## EXERCISE DIRECTIONS
Only a number is expected in reply: the number of lines below that include the word "görüntüleme".

------------------------------------------------------------------------

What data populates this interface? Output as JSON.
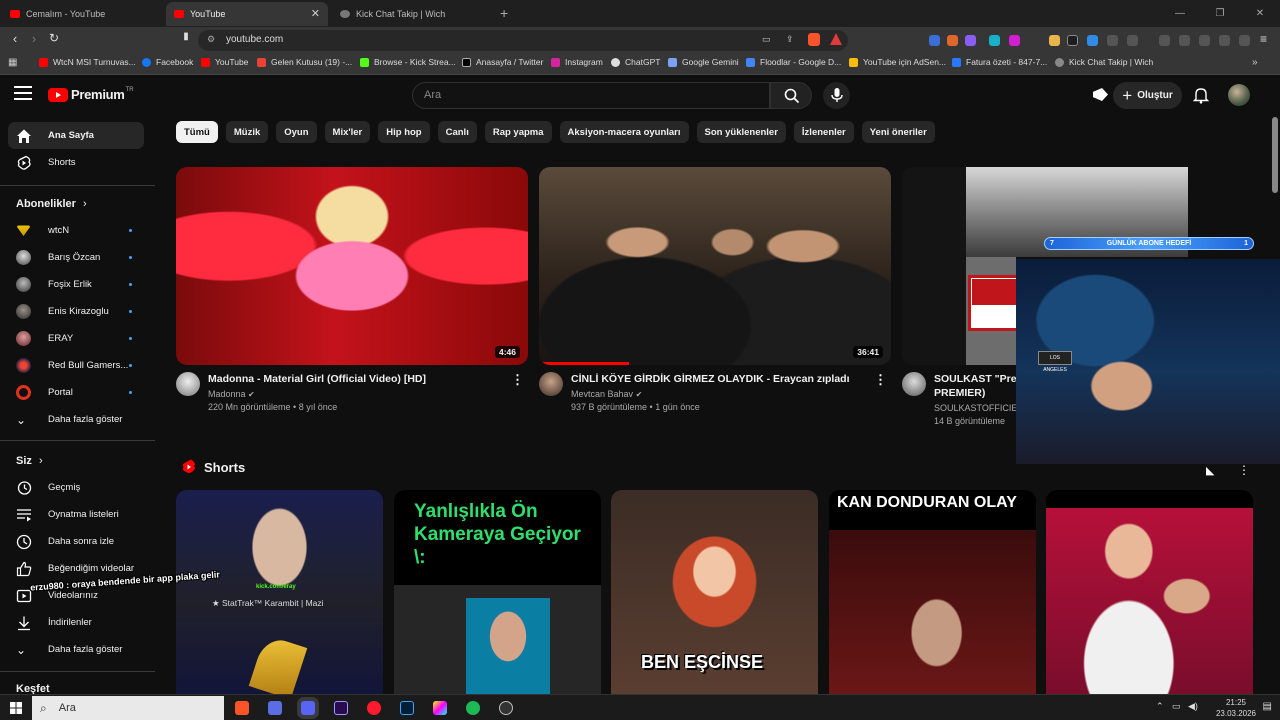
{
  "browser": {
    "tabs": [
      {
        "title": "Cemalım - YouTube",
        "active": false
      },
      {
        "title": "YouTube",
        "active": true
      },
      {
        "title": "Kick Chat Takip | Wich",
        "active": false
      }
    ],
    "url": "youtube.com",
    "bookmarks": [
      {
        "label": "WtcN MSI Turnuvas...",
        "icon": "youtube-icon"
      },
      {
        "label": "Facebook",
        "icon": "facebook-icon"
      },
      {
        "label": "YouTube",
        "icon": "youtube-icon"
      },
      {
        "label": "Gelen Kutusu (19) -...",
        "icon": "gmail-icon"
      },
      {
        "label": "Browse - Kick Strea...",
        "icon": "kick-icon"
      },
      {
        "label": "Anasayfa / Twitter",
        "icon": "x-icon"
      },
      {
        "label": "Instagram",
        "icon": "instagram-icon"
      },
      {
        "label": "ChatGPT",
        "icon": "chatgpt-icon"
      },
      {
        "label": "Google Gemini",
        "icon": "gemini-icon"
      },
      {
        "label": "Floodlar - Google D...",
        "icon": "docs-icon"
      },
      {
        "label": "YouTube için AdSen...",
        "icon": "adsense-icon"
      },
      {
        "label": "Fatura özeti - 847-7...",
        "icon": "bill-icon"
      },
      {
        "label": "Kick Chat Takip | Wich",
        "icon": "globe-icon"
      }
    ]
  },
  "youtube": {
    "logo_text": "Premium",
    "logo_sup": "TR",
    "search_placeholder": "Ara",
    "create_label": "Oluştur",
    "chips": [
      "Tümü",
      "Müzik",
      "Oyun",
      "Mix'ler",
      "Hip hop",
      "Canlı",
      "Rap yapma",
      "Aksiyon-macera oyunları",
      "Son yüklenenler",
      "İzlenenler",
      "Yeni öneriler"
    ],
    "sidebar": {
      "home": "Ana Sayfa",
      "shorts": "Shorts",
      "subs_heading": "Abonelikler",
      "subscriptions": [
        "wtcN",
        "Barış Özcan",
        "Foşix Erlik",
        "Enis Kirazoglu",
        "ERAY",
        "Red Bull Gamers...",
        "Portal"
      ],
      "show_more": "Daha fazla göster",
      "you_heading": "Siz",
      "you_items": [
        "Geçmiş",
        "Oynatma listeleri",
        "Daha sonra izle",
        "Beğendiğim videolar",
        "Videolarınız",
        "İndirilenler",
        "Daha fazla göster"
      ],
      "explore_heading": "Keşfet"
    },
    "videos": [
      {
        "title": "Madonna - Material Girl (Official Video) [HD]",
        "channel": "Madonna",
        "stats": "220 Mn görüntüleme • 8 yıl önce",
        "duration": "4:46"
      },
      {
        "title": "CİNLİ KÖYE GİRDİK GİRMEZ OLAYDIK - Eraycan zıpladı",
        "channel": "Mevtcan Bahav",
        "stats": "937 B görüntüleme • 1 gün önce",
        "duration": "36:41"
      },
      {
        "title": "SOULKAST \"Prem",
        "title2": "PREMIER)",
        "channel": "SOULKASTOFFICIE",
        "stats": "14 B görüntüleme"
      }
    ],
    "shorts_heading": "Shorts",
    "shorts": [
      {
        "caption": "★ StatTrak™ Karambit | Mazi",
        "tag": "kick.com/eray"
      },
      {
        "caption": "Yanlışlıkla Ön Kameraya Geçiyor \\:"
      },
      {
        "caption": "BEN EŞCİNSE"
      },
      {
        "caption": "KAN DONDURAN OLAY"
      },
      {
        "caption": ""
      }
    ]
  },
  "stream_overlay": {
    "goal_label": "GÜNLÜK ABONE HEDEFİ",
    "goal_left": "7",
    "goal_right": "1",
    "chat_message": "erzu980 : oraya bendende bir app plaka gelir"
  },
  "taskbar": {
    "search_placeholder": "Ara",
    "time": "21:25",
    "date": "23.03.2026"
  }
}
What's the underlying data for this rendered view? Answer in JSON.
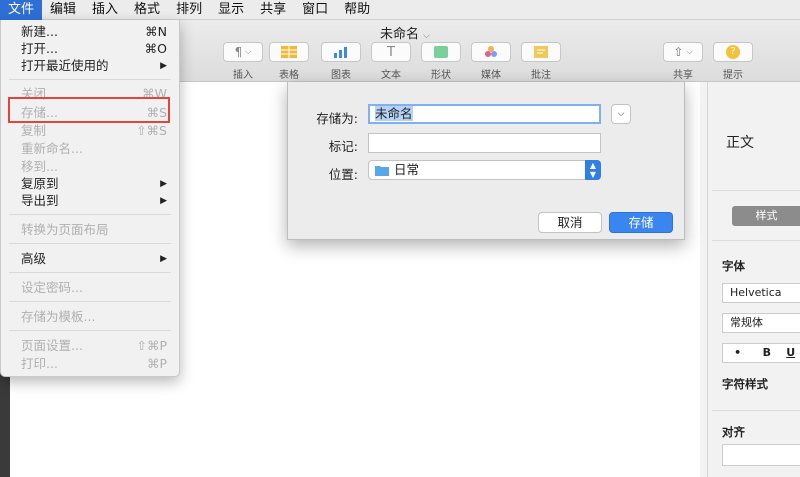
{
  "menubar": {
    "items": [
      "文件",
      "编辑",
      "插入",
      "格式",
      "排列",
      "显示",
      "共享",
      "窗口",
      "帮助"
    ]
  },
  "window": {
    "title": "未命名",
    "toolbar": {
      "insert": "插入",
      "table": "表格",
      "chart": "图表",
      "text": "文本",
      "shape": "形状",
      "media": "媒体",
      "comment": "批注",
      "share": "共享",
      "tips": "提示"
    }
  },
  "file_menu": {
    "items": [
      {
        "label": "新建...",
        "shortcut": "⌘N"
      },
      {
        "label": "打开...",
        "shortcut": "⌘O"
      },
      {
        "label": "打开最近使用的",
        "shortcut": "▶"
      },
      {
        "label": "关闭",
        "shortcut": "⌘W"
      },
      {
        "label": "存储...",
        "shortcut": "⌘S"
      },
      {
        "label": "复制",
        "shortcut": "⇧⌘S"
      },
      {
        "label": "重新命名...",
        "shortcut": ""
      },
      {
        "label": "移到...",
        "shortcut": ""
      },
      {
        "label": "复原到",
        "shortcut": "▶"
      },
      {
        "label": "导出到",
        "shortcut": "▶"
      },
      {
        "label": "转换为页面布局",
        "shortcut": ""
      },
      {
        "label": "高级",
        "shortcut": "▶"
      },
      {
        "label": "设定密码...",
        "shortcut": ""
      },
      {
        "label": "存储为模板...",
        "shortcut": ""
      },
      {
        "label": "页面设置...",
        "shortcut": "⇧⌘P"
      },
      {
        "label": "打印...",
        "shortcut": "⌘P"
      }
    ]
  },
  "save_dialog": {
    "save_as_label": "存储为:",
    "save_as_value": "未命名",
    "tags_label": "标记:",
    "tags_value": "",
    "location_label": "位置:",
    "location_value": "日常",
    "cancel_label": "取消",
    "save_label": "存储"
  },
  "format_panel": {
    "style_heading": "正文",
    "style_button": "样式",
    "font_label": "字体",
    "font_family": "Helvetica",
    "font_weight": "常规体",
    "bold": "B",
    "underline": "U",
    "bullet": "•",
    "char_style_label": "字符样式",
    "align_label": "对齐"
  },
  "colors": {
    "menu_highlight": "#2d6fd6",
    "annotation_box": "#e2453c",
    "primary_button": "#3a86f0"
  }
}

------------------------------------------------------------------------

## RESULT OF THIS EXERCISE
3